ASSIGNMENT:
Copy out the entries that follow exactly, leaving out the pictures.

++++++++++++++++++++

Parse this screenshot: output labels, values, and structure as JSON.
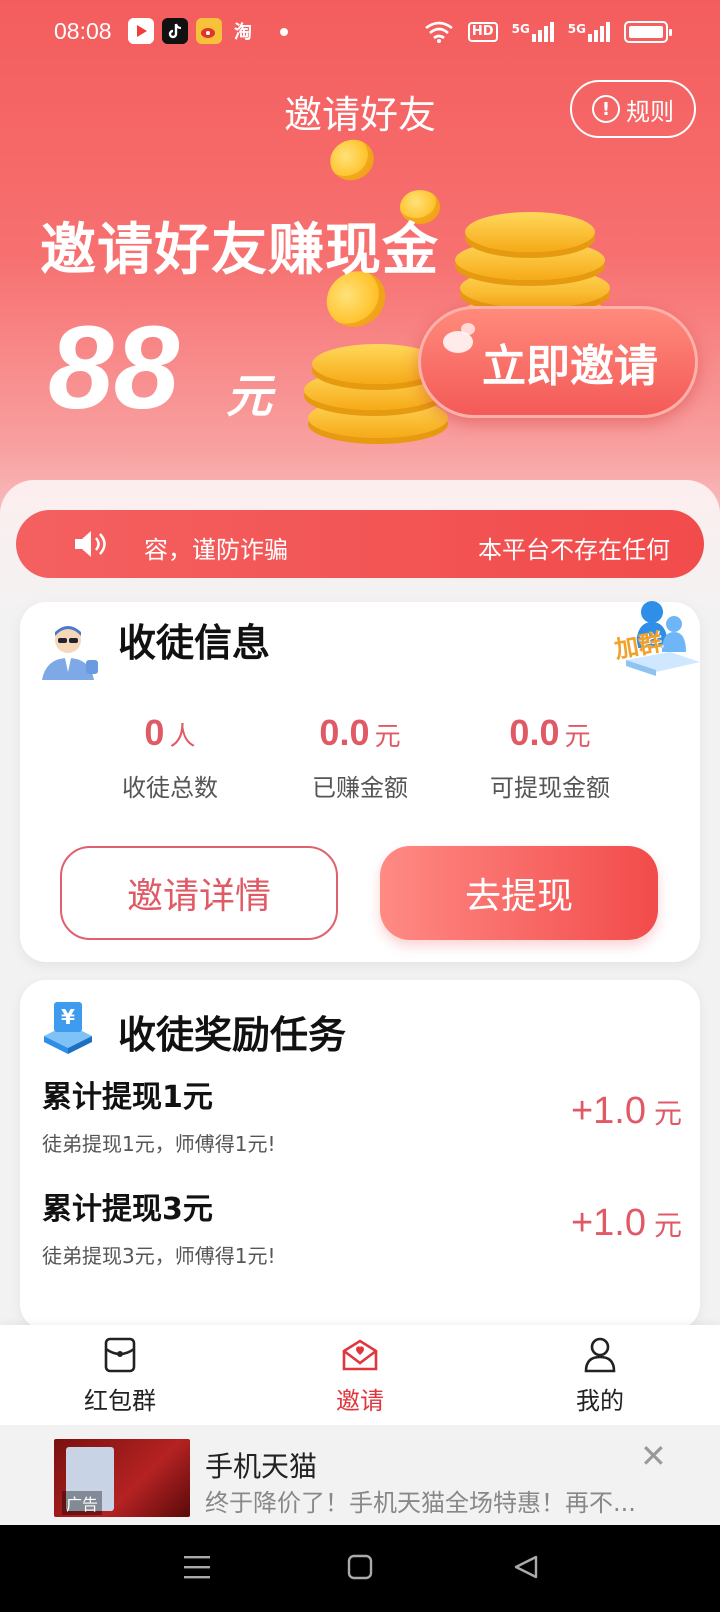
{
  "status_bar": {
    "time": "08:08",
    "network_labels": [
      "HD",
      "5G",
      "5G"
    ]
  },
  "header": {
    "title": "邀请好友",
    "rules_label": "规则"
  },
  "hero": {
    "headline": "邀请好友赚现金",
    "amount": "88",
    "amount_unit": "元",
    "invite_button": "立即邀请"
  },
  "marquee": {
    "text_left": "容，谨防诈骗",
    "text_right": "本平台不存在任何"
  },
  "apprentice_info": {
    "title": "收徒信息",
    "join_group_label": "加群",
    "stats": [
      {
        "value": "0",
        "unit": "人",
        "label": "收徒总数"
      },
      {
        "value": "0.0",
        "unit": "元",
        "label": "已赚金额"
      },
      {
        "value": "0.0",
        "unit": "元",
        "label": "可提现金额"
      }
    ],
    "details_button": "邀请详情",
    "withdraw_button": "去提现"
  },
  "reward_tasks": {
    "title": "收徒奖励任务",
    "items": [
      {
        "title": "累计提现1元",
        "desc": "徒弟提现1元，师傅得1元!",
        "reward": "+1.0",
        "unit": "元"
      },
      {
        "title": "累计提现3元",
        "desc": "徒弟提现3元，师傅得1元!",
        "reward": "+1.0",
        "unit": "元"
      }
    ]
  },
  "tabbar": {
    "items": [
      {
        "label": "红包群",
        "icon": "red-packet-icon",
        "active": false
      },
      {
        "label": "邀请",
        "icon": "invite-envelope-icon",
        "active": true
      },
      {
        "label": "我的",
        "icon": "user-icon",
        "active": false
      }
    ]
  },
  "ad": {
    "title": "手机天猫",
    "desc": "终于降价了！手机天猫全场特惠！再不...",
    "thumb_label": "广告"
  },
  "colors": {
    "accent": "#f24b4b",
    "accent_text": "#e05a66",
    "tab_active": "#e0363c"
  }
}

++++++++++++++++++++

RESPONSE TO THE EXERCISE:
Parse this screenshot: output labels, values, and structure as JSON.
{
  "status_bar": {
    "time": "08:08",
    "network_labels": [
      "HD",
      "5G",
      "5G"
    ]
  },
  "header": {
    "title": "邀请好友",
    "rules_label": "规则"
  },
  "hero": {
    "headline": "邀请好友赚现金",
    "amount": "88",
    "amount_unit": "元",
    "invite_button": "立即邀请"
  },
  "marquee": {
    "text_left": "容，谨防诈骗",
    "text_right": "本平台不存在任何"
  },
  "apprentice_info": {
    "title": "收徒信息",
    "join_group_label": "加群",
    "stats": [
      {
        "value": "0",
        "unit": "人",
        "label": "收徒总数"
      },
      {
        "value": "0.0",
        "unit": "元",
        "label": "已赚金额"
      },
      {
        "value": "0.0",
        "unit": "元",
        "label": "可提现金额"
      }
    ],
    "details_button": "邀请详情",
    "withdraw_button": "去提现"
  },
  "reward_tasks": {
    "title": "收徒奖励任务",
    "items": [
      {
        "title": "累计提现1元",
        "desc": "徒弟提现1元，师傅得1元!",
        "reward": "+1.0",
        "unit": "元"
      },
      {
        "title": "累计提现3元",
        "desc": "徒弟提现3元，师傅得1元!",
        "reward": "+1.0",
        "unit": "元"
      }
    ]
  },
  "tabbar": {
    "items": [
      {
        "label": "红包群",
        "icon": "red-packet-icon",
        "active": false
      },
      {
        "label": "邀请",
        "icon": "invite-envelope-icon",
        "active": true
      },
      {
        "label": "我的",
        "icon": "user-icon",
        "active": false
      }
    ]
  },
  "ad": {
    "title": "手机天猫",
    "desc": "终于降价了！手机天猫全场特惠！再不...",
    "thumb_label": "广告"
  },
  "colors": {
    "accent": "#f24b4b",
    "accent_text": "#e05a66",
    "tab_active": "#e0363c"
  }
}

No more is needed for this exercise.